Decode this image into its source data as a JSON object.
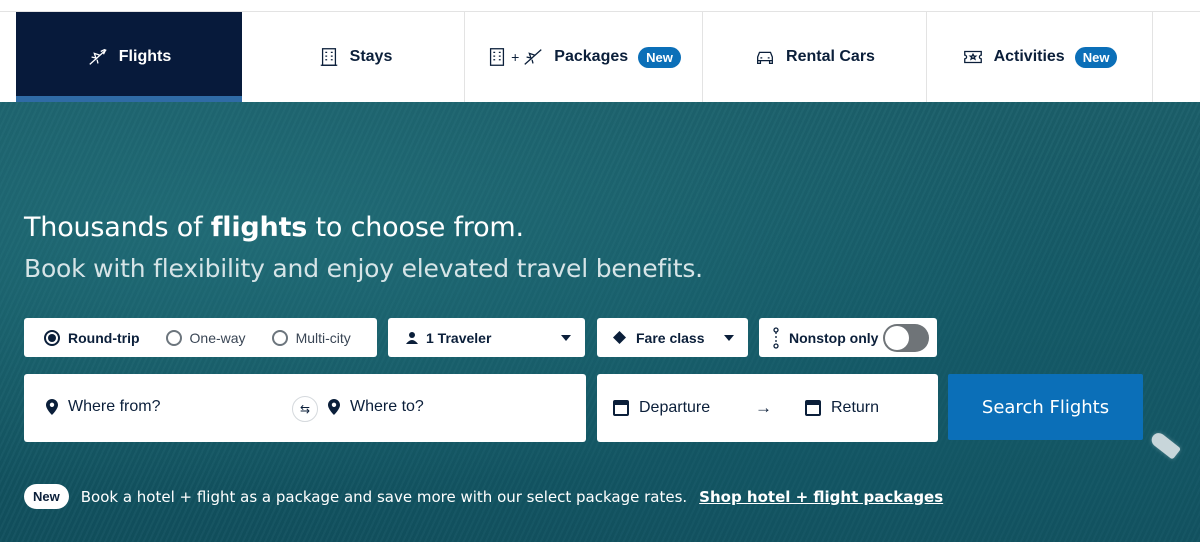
{
  "tabs": [
    {
      "label": "Flights",
      "icon": "plane-icon",
      "active": true
    },
    {
      "label": "Stays",
      "icon": "hotel-icon"
    },
    {
      "label": "Packages",
      "icon": "hotel-plus-plane-icon",
      "badge": "New"
    },
    {
      "label": "Rental Cars",
      "icon": "car-icon"
    },
    {
      "label": "Activities",
      "icon": "ticket-icon",
      "badge": "New"
    }
  ],
  "hero": {
    "headline_pre": "Thousands of ",
    "headline_bold": "flights",
    "headline_post": " to choose from.",
    "subhead": "Book with flexibility and enjoy elevated travel benefits."
  },
  "trip_type": {
    "options": [
      "Round-trip",
      "One-way",
      "Multi-city"
    ],
    "selected": "Round-trip"
  },
  "travelers": {
    "label": "1 Traveler"
  },
  "fare_class": {
    "label": "Fare class"
  },
  "nonstop": {
    "label": "Nonstop only",
    "enabled": false
  },
  "route": {
    "from_placeholder": "Where from?",
    "to_placeholder": "Where to?"
  },
  "dates": {
    "departure": "Departure",
    "return": "Return",
    "arrow": "→"
  },
  "search_button": "Search Flights",
  "promo": {
    "badge": "New",
    "text": "Book a hotel + flight as a package and save more with our select package rates.",
    "link": "Shop hotel + flight packages"
  },
  "colors": {
    "nav_dark": "#071a3b",
    "accent_blue": "#0b6fb8",
    "ocean": "#155a66"
  }
}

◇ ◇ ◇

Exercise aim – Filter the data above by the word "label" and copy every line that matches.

Solution to the exercise –
      "label": "Flights",
      "label": "Stays",
      "label": "Packages",
      "label": "Rental Cars",
      "label": "Activities",
    "label": "1 Traveler"
    "label": "Fare class"
    "label": "Nonstop only",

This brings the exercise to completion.